Step 4 : Life insurance & bank account
A must-have for all French mortgages. We can assist you in finding a suitable solution.
Step 5 : The offer
You receive, complete & sign the paperwork, after which a 10 day cooling off period starts.
Step 6 : Completion
We follow up with the bank and the French Notaire to organise a completion date.
3 – Required documents
The documents required to support a French mortgage application are as follows:
- Last 3 months bank statements, for each borrower, for ALL accounts.
- If you are not a home owner you must provide your rental agreement and proof of the rent you pay.
- If you pay council tax, please provide the statement or invoice.
- Proof of any extra income. You will need to provide tax returns showing rental income, pensions and dividends.
- Proof of the origin of your personal contribution to the mortgage (savings account, bonds etc)
- Copies of all borrowers’ passports
- Copy of marriage certificate if applicable
- Copy of divorce agreement if applicable
- Proof of home address (utility bills, council tax, etc)
Employment details and documentation
- Last 3 months pay slips
- Last 2 P60’s or tax returns
- The last 3 years accounts for the company
- Last 2 years personal tax returns
- Certified accountant’s letter stating income for last 2 years
Mortgage application form
- Mortgage application form
- Life insurance questionnaire (may be sent to you by post at a later date)
- French bank account application form
Download application form
- Purchase contract
- Company set up documents as applicable. KBIS, Statutes etc.
4 – Selecting the bank and the offer
Usually the bank you select will be the one offering the best conditions and rates to suit your project. These days it may be a branch local to the property, though we do still use some branches with national coverage. We work with two main types of banks to find mortgages and loans for properties in France: local French retail banks and international private banks.
Repayment mortgages are generally more expensive as you have to pay the interest on the loan amount and also pay off a portion of the capital each month.
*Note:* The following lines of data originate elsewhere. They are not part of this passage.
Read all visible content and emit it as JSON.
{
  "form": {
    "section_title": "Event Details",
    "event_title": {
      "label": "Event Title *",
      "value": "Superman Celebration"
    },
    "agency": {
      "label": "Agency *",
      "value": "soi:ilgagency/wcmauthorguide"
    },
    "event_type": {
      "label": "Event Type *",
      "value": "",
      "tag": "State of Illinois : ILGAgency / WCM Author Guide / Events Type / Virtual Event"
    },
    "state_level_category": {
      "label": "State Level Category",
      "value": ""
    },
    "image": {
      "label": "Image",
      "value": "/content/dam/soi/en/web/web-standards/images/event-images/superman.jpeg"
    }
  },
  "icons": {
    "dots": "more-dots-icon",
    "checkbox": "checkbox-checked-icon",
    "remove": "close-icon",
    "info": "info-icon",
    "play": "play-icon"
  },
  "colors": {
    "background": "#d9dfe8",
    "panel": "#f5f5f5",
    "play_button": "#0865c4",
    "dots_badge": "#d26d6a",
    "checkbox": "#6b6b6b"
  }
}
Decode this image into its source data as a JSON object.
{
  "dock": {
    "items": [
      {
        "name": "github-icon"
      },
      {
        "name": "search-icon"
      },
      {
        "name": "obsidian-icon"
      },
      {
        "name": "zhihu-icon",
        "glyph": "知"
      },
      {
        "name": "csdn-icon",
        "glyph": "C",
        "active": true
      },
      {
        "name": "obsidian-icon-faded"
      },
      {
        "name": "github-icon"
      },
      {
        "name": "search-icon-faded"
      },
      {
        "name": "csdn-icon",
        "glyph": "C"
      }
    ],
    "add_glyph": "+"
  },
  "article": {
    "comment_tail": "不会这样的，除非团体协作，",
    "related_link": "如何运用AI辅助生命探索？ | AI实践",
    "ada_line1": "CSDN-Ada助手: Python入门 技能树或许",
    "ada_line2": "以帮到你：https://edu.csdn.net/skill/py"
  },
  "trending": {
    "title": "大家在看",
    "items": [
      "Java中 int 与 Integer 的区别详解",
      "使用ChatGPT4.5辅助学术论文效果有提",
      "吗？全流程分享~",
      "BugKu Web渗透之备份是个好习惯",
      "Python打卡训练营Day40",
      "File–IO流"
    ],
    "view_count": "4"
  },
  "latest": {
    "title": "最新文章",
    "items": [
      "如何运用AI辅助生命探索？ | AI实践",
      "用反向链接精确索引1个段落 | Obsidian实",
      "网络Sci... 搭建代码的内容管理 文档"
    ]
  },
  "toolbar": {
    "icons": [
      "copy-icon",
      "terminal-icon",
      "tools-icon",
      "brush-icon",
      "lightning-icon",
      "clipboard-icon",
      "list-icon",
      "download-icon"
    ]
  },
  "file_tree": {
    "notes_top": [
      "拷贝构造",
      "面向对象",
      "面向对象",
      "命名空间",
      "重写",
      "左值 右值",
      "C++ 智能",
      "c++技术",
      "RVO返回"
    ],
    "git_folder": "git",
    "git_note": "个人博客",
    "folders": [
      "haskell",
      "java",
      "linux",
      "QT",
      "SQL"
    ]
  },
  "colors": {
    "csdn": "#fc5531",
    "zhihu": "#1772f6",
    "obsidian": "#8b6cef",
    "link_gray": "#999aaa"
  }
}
Of course, with French mortgage rates so low at the moment, the long-term value can be substantial, especially when compared to rates of other European countries. Repayment mortgages are often called ‘capital and interest’ mortgages and the payment for €100,000 may be, say, €7,200 per year – almost double the cost of an interest-only mortgage. Repayment mortgages are best used for main residences or for investments, such as leasebacks, where the aim is to pay the mortgage off and/or enjoy the income. Repayment mortgages (prêt amortissables) are the most common mortgages in France and offer the most protection.
With an interest only mortgage (prêt infiné), as the name suggests you only pay the interest on the amount you borrow. If you borrow €100,000 at a 2.5% interest rate you will have to pay €2500 per year. After 20 years you will still owe the €100,000 and have to sell the property or find funds from elsewhere to pay back the money you have borrowed. Hopefully the property you bought will be appreciated in the meantime so you will have made a profit whilst keeping your costs down. Interest only mortgages are the mortgage of choice for investors looking to make a return by selling the property for more than the purchase price.